Kerala-based Suresh K. Nair created 4,500 miniature paintings during the lockdown
In November 2019, Suresh K. Nair was leaving for Lisbon from London when he stumbled upon a passenger at the Heathrow airport. Her gait caught his attention and he decided to sketch her. “Somebody in her mid-40s, and apparently a dancer. Such amazing cadence in her sashay!” Nair recalls. “I felt an urge to sketch her, but had no paper on me.”
So the artist took out a visiting card and started drawing on its back.

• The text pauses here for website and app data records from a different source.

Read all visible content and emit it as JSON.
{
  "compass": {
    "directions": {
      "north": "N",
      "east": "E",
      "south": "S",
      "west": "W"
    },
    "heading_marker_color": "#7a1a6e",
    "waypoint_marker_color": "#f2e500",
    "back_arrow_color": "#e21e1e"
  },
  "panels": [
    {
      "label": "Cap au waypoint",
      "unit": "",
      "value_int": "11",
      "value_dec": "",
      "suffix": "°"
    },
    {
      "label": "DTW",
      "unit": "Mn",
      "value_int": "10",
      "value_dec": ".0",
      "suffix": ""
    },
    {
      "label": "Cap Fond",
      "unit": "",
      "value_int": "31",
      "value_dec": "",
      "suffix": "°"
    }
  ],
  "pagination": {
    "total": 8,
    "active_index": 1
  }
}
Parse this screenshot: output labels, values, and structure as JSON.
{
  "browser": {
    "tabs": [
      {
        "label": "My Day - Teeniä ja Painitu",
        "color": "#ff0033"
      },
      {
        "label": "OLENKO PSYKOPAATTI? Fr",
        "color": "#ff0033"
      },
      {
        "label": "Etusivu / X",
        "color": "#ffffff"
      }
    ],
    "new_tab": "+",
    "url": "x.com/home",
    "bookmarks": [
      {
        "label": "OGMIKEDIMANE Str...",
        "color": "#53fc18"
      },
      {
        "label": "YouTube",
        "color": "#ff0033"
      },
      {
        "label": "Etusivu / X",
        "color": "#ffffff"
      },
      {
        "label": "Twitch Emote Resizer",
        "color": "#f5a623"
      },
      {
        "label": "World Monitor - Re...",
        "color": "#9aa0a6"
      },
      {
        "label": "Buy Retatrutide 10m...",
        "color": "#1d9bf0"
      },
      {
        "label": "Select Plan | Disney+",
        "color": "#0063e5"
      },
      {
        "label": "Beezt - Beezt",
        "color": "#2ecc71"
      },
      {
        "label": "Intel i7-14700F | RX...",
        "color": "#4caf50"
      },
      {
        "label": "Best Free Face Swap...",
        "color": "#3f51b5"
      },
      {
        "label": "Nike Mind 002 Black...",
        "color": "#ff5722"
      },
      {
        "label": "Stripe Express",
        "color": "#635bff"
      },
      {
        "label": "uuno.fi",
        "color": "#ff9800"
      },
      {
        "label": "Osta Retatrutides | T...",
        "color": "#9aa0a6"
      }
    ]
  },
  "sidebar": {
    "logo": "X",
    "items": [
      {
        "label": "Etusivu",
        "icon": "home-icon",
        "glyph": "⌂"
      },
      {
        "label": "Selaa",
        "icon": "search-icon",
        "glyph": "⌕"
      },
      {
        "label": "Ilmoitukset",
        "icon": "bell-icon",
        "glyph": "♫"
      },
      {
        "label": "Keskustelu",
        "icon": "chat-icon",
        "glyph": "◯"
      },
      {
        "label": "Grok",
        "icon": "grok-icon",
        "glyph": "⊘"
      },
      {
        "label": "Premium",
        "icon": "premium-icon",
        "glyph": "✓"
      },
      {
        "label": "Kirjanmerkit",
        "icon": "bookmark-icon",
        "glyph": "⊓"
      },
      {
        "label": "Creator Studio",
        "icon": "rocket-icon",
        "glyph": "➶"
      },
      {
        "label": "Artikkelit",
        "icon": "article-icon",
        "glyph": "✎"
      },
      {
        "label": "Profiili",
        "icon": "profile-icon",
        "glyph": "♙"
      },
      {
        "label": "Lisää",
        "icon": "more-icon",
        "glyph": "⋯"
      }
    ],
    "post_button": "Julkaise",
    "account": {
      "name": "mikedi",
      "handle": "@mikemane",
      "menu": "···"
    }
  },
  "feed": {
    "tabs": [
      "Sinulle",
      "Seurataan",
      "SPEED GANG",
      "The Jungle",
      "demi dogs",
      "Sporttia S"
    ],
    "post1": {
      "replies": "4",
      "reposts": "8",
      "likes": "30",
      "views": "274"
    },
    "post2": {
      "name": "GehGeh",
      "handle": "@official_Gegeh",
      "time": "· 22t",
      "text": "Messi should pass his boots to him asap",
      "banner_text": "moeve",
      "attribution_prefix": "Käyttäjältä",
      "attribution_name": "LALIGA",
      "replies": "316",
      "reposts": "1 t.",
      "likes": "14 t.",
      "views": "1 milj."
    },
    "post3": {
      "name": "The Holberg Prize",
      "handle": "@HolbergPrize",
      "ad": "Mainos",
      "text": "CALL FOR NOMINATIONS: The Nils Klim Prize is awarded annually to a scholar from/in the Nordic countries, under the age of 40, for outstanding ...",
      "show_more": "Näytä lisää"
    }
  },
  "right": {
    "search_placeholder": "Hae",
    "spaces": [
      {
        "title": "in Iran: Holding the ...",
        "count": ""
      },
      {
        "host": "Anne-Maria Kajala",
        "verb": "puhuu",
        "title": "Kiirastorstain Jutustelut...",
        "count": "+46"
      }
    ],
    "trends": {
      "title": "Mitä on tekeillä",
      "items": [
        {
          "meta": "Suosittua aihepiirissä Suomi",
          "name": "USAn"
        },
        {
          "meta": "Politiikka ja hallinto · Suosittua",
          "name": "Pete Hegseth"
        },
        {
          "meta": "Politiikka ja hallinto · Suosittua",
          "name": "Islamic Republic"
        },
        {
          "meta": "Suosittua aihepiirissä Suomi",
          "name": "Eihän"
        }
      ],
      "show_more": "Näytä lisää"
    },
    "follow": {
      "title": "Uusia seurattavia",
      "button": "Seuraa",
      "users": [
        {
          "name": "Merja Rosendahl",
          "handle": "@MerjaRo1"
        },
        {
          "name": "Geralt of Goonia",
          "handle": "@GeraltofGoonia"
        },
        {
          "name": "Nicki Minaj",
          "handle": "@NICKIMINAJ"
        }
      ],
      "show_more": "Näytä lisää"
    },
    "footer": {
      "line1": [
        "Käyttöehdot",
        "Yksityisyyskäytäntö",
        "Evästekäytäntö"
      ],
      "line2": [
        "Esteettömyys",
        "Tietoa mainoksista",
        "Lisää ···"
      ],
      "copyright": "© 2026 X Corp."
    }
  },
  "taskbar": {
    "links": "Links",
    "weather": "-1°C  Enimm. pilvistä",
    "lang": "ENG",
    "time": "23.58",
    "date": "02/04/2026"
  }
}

On reaching the Portuguese capital, Nair bought some handmade paper and “cut them into matchbox-size pieces, little realising that it was going to be the start of a long series in minimalist art,” says Nair, who teaches painting at Banaras Hindu University (BHU). “Today I have more than 4,500 of them.”
The number is significant; it refers to Nair’s village in Palakkad, the riverine Vellinezhi, that has around 4,500 families. “I plan to visit each house and give one artwork away. It will add to my ongoing efforts to popularise visual art among common people,” says the 50-year-old, an alumnus of Visva-Bharati University in West Bengal and the Institute of Mural Painting in Guruvayur.
Vellinezhi’s civic body has warmed up to the initiative and has extended finances under a governmental programme for national promotion of culture.
From 2019, Nair has been constantly working on his miniatures. “Initially, the images did not have any colour in the backdrop. But i later began to spray colours on them after sketching,” says Nair. His process had changed due to two reasons.
One, was COVID-19. Nair developed a terrible cough and breathlessness. “My wife and two daughters had just left for Kerala and I was alone in my quarters. To ward off the loneliness and fears of death, I focussed all the more on my miniatures. My state of mind altered the painting process.”
Art by Suresh K. Nair
The second reason was a sudden mid-summer shower. Nair had had kept his artwork to dry in long rows on the balcony. Raindrops spattered on them, and he decided to make that effect a feature of his the work. “I felt my work has documented Varanasi’s clouds and skies as well.”
Nair is an ardent advocate of public art. “I realised its importance during my studies at Santiniketan (1995-2002). I liked the Tagorean concept of bringing art closer to the man on the street,” he says. This spirit is manifest in Nair’s ‘Wall of Peace’, an outdoor work, created in association with 15 students in early 2019, on 14 panels across 7,000 sq.m., on the fence of a government school in Cherpulassery.
Nair’s earliest inspiration came from two temples in his neighbourhood in Adakkaputhur, with their classical frescoes. It took him to Kerala’s first mural institute, after a two-year course from Silpachitra College of Fine Arts in Pattambi. “Doing murals in cloistered environs is one thing, and public art is another,” says Nair.
He experiments on this idea in varied ways. One such is to paint at gatherings where a music recital is on. “I do it in Benaras; painting at venues hosting Sufi or Hindustani concerts. In a way, they are a repetition of what I used to do in the 1990s — watching Kathakali shows and sketching the characters on stage.”
Art work by Suresh K. Nair
“Such trysts may appear repetitive, but they have a therapeutic effect,” the artist says. “No wonder, my latest miniatures feature what the Natyasastra classifies as the 108 karanas (brief movements of the body, accompanied by hand gestures).”
The writer is a keen follower of Kerala’s performing arts.